> **Work order**:
The answer must be every line from the entries below that contains "example".

■ ■ ■ ■ ■

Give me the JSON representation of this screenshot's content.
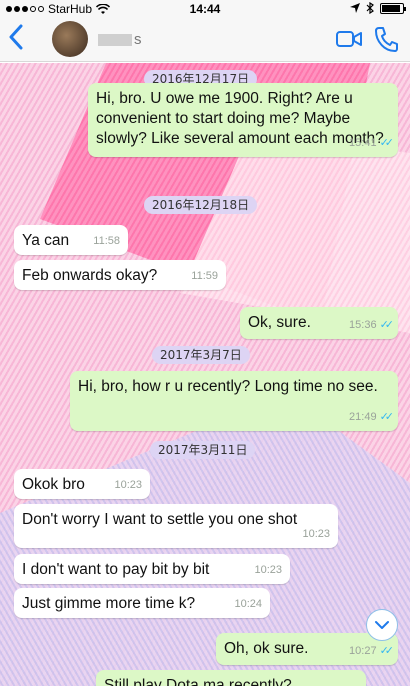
{
  "status_bar": {
    "carrier": "StarHub",
    "time": "14:44",
    "battery_level": 0.9
  },
  "header": {
    "back_icon": "chevron-left-icon",
    "contact_name": "s",
    "video_icon": "video-camera-icon",
    "phone_icon": "phone-icon"
  },
  "dates": [
    {
      "label": "2016年12月17日"
    },
    {
      "label": "2016年12月18日"
    },
    {
      "label": "2017年3月7日"
    },
    {
      "label": "2017年3月11日"
    }
  ],
  "messages": [
    {
      "dir": "out",
      "text": "Hi, bro. U owe me 1900. Right? Are u convenient to start doing me? Maybe slowly? Like several amount each month?",
      "time": "15:41",
      "read": true
    },
    {
      "dir": "in",
      "text": "Ya can",
      "time": "11:58"
    },
    {
      "dir": "in",
      "text": "Feb onwards okay?",
      "time": "11:59"
    },
    {
      "dir": "out",
      "text": "Ok, sure.",
      "time": "15:36",
      "read": true
    },
    {
      "dir": "out",
      "text": "Hi, bro, how r u recently? Long time no see.",
      "time": "21:49",
      "read": true
    },
    {
      "dir": "in",
      "text": "Okok bro",
      "time": "10:23"
    },
    {
      "dir": "in",
      "text": "Don't worry I want to settle you one shot",
      "time": "10:23"
    },
    {
      "dir": "in",
      "text": "I don't want to pay bit by bit",
      "time": "10:23"
    },
    {
      "dir": "in",
      "text": "Just gimme more time k?",
      "time": "10:24"
    },
    {
      "dir": "out",
      "text": "Oh, ok sure.",
      "time": "10:27",
      "read": true
    },
    {
      "dir": "out",
      "text": "Still play Dota ma recently?",
      "time": "",
      "read": false
    }
  ],
  "scroll_button_icon": "chevron-down-icon"
}
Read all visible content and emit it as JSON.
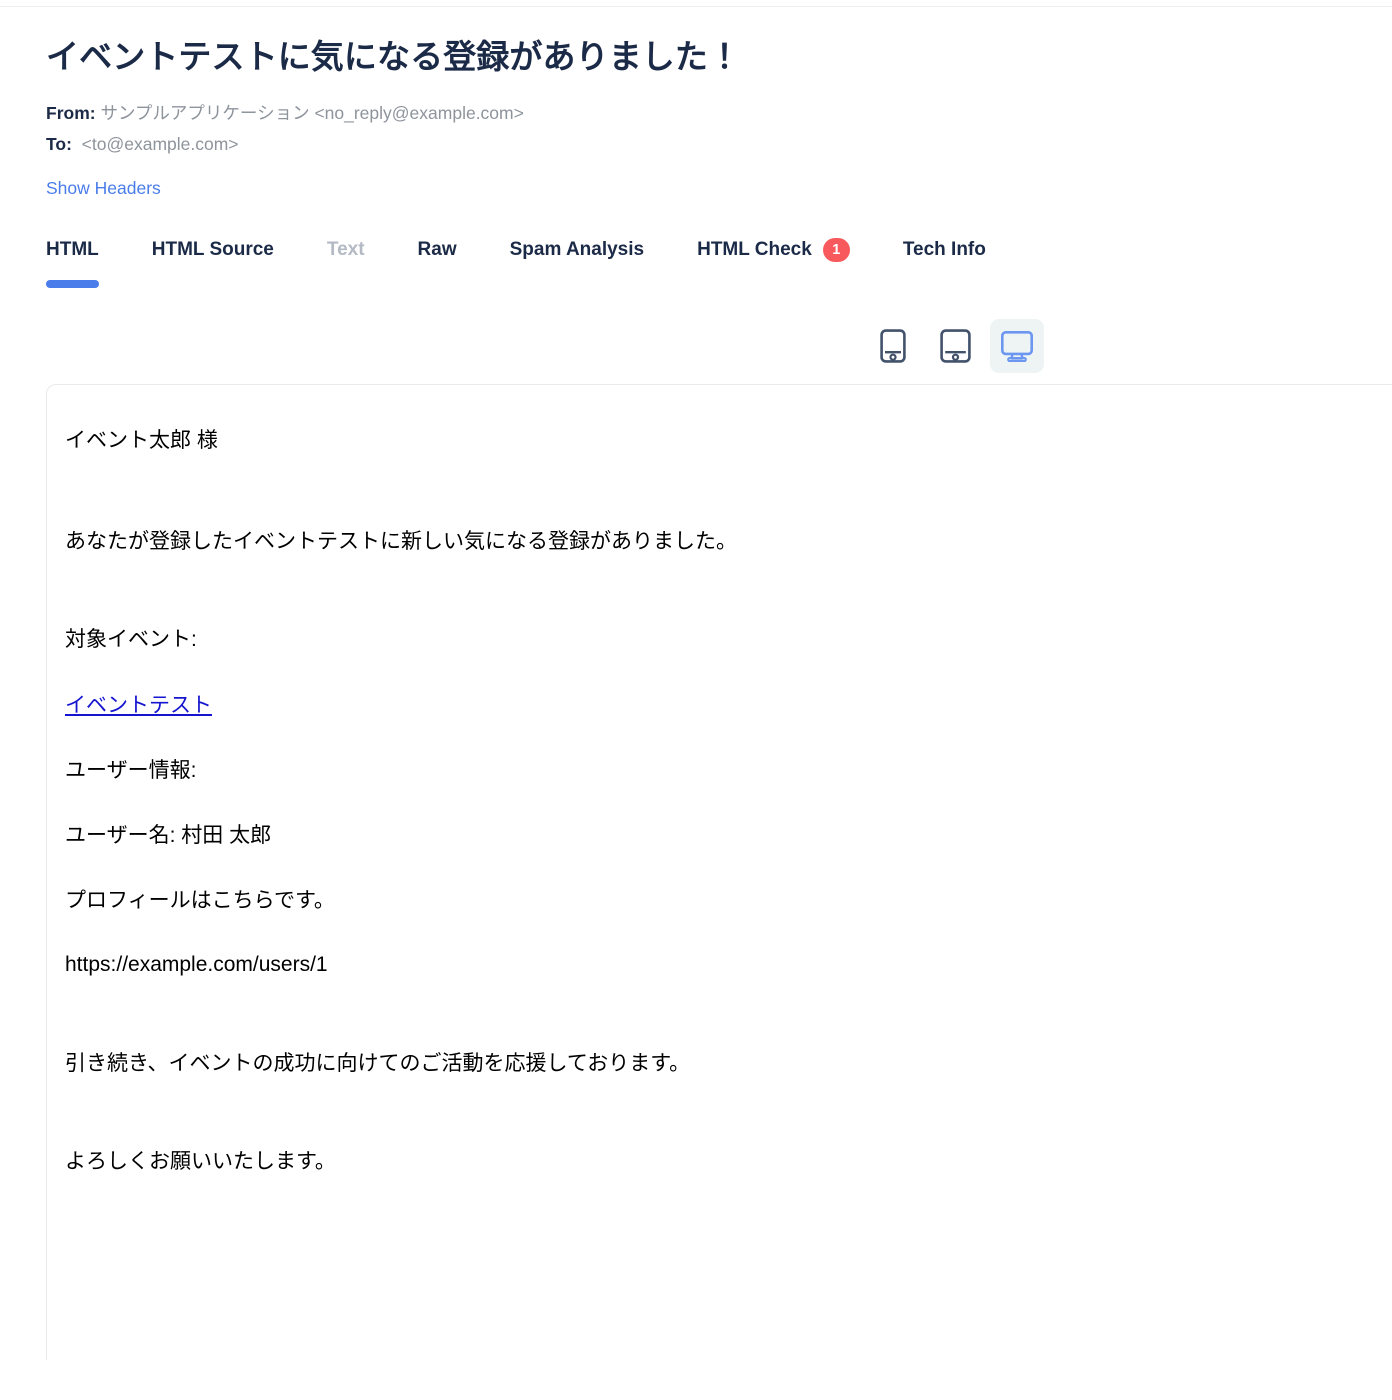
{
  "email_meta": {
    "subject": "イベントテストに気になる登録がありました！",
    "from_label": "From:",
    "from_value": "サンプルアプリケーション <no_reply@example.com>",
    "to_label": "To:",
    "to_value": "<to@example.com>",
    "show_headers_label": "Show Headers"
  },
  "tabs": [
    {
      "label": "HTML",
      "state": "active"
    },
    {
      "label": "HTML Source",
      "state": "normal"
    },
    {
      "label": "Text",
      "state": "disabled"
    },
    {
      "label": "Raw",
      "state": "normal"
    },
    {
      "label": "Spam Analysis",
      "state": "normal"
    },
    {
      "label": "HTML Check",
      "state": "normal",
      "badge": "1"
    },
    {
      "label": "Tech Info",
      "state": "normal"
    }
  ],
  "device_switcher": {
    "mobile_icon": "mobile-icon",
    "tablet_icon": "tablet-icon",
    "desktop_icon": "desktop-icon",
    "selected": "desktop"
  },
  "email_body": {
    "greeting": "イベント太郎 様",
    "intro": "あなたが登録したイベントテストに新しい気になる登録がありました。",
    "event_heading": "対象イベント:",
    "event_link": "イベントテスト",
    "user_info_heading": "ユーザー情報:",
    "user_name": "ユーザー名: 村田 太郎",
    "profile_note": "プロフィールはこちらです。",
    "profile_url": "https://example.com/users/1",
    "closing_1": "引き続き、イベントの成功に向けてのご活動を応援しております。",
    "closing_2": "よろしくお願いいたします。"
  },
  "colors": {
    "accent_blue": "#4a7dea",
    "badge_red": "#f8595d",
    "text_navy": "#1b2a47",
    "text_muted": "#8e949c",
    "text_disabled": "#b3bac4",
    "link_blue": "#1515cf",
    "border_gray": "#e8eaed",
    "active_chip_bg": "#eef4f4"
  }
}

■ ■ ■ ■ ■

> **Response to the exercise**:
    "from_value": "サンプルアプリケーション <no_reply@example.com>",
    "to_value": "<to@example.com>",
    "profile_url": "https://example.com/users/1",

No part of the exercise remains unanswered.